== What to work on ==
What you give back should match the records word for word.

== Dataset records ==
----------------------------------------
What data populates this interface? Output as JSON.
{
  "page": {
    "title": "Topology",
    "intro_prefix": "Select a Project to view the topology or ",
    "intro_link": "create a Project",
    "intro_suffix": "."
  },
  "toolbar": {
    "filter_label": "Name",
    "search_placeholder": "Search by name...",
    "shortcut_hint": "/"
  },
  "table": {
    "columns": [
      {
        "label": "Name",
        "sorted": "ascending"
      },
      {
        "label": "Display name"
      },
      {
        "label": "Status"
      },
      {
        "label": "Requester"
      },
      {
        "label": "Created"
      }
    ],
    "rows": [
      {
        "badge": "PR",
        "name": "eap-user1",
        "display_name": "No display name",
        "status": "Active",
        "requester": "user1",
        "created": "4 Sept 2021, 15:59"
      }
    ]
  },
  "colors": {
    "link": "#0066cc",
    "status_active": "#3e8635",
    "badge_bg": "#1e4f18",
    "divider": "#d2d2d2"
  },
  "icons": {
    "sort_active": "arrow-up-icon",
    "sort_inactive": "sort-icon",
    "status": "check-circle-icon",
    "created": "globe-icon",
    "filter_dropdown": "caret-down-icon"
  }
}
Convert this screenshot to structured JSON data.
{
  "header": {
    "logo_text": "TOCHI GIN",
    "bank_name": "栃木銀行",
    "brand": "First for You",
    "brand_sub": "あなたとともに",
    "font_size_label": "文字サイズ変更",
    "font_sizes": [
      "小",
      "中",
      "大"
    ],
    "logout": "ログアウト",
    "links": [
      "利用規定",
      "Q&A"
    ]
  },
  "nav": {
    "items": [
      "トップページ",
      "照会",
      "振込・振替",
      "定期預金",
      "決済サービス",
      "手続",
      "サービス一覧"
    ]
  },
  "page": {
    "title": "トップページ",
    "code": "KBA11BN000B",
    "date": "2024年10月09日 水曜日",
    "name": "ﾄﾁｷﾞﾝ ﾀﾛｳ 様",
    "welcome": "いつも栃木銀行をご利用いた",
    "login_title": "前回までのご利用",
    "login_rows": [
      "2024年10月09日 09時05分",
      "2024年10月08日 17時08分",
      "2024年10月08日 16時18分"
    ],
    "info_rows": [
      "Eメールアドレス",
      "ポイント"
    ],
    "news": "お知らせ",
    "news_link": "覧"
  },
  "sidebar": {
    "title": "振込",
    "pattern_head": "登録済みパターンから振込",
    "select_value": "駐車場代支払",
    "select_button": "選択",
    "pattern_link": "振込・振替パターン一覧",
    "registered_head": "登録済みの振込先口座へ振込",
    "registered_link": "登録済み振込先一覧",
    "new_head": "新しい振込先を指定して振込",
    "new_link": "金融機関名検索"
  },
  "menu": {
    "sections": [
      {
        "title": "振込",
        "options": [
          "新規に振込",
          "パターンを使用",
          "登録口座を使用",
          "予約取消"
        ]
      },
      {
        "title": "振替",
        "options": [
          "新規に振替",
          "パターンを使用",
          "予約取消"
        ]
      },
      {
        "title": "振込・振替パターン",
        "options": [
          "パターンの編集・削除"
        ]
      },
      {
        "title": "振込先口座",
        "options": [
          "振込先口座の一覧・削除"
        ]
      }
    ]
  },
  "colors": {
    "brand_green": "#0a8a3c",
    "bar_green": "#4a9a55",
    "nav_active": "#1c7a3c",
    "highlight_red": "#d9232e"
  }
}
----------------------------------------
== Written response ==
What data populates this interface? Output as JSON.
{
  "page": {
    "title": "Topology",
    "intro_prefix": "Select a Project to view the topology or ",
    "intro_link": "create a Project",
    "intro_suffix": "."
  },
  "toolbar": {
    "filter_label": "Name",
    "search_placeholder": "Search by name...",
    "shortcut_hint": "/"
  },
  "table": {
    "columns": [
      {
        "label": "Name",
        "sorted": "ascending"
      },
      {
        "label": "Display name"
      },
      {
        "label": "Status"
      },
      {
        "label": "Requester"
      },
      {
        "label": "Created"
      }
    ],
    "rows": [
      {
        "badge": "PR",
        "name": "eap-user1",
        "display_name": "No display name",
        "status": "Active",
        "requester": "user1",
        "created": "4 Sept 2021, 15:59"
      }
    ]
  },
  "colors": {
    "link": "#0066cc",
    "status_active": "#3e8635",
    "badge_bg": "#1e4f18",
    "divider": "#d2d2d2"
  },
  "icons": {
    "sort_active": "arrow-up-icon",
    "sort_inactive": "sort-icon",
    "status": "check-circle-icon",
    "created": "globe-icon",
    "filter_dropdown": "caret-down-icon"
  }
}
Convert this screenshot to structured JSON data.
{
  "header": {
    "logo_text": "TOCHI GIN",
    "bank_name": "栃木銀行",
    "brand": "First for You",
    "brand_sub": "あなたとともに",
    "font_size_label": "文字サイズ変更",
    "font_sizes": [
      "小",
      "中",
      "大"
    ],
    "logout": "ログアウト",
    "links": [
      "利用規定",
      "Q&A"
    ]
  },
  "nav": {
    "items": [
      "トップページ",
      "照会",
      "振込・振替",
      "定期預金",
      "決済サービス",
      "手続",
      "サービス一覧"
    ]
  },
  "page": {
    "title": "トップページ",
    "code": "KBA11BN000B",
    "date": "2024年10月09日 水曜日",
    "name": "ﾄﾁｷﾞﾝ ﾀﾛｳ 様",
    "welcome": "いつも栃木銀行をご利用いた",
    "login_title": "前回までのご利用",
    "login_rows": [
      "2024年10月09日 09時05分",
      "2024年10月08日 17時08分",
      "2024年10月08日 16時18分"
    ],
    "info_rows": [
      "Eメールアドレス",
      "ポイント"
    ],
    "news": "お知らせ",
    "news_link": "覧"
  },
  "sidebar": {
    "title": "振込",
    "pattern_head": "登録済みパターンから振込",
    "select_value": "駐車場代支払",
    "select_button": "選択",
    "pattern_link": "振込・振替パターン一覧",
    "registered_head": "登録済みの振込先口座へ振込",
    "registered_link": "登録済み振込先一覧",
    "new_head": "新しい振込先を指定して振込",
    "new_link": "金融機関名検索"
  },
  "menu": {
    "sections": [
      {
        "title": "振込",
        "options": [
          "新規に振込",
          "パターンを使用",
          "登録口座を使用",
          "予約取消"
        ]
      },
      {
        "title": "振替",
        "options": [
          "新規に振替",
          "パターンを使用",
          "予約取消"
        ]
      },
      {
        "title": "振込・振替パターン",
        "options": [
          "パターンの編集・削除"
        ]
      },
      {
        "title": "振込先口座",
        "options": [
          "振込先口座の一覧・削除"
        ]
      }
    ]
  },
  "colors": {
    "brand_green": "#0a8a3c",
    "bar_green": "#4a9a55",
    "nav_active": "#1c7a3c",
    "highlight_red": "#d9232e"
  }
}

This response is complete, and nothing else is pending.